- _WHAT IS EXPECTED_: Go through the entries below and tally the lines containing the string "Account"; report only the tally.
##### INPUT RECORDS #####
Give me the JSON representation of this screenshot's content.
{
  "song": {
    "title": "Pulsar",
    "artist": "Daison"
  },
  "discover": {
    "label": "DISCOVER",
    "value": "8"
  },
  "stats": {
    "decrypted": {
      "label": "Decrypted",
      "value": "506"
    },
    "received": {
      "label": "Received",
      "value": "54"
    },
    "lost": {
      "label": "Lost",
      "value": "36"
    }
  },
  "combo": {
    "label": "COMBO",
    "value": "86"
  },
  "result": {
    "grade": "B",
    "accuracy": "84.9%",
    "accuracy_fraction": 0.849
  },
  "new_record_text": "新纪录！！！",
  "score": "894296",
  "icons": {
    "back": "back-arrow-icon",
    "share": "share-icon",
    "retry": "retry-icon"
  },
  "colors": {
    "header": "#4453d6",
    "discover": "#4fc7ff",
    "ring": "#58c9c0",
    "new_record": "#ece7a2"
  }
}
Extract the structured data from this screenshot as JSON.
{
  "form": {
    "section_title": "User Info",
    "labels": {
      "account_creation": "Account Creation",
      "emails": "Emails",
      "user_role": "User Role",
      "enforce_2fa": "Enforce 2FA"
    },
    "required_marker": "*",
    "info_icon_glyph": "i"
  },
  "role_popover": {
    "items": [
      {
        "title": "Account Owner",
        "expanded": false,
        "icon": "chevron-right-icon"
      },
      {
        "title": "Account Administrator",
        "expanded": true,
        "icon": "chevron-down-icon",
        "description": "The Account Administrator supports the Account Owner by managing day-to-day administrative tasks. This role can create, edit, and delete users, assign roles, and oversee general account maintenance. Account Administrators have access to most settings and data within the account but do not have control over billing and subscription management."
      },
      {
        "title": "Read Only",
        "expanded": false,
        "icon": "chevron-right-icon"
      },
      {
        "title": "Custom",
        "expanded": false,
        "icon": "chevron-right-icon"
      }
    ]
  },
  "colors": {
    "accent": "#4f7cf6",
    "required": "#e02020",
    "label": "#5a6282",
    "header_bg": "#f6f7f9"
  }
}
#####
- _THE ANSWER_: 4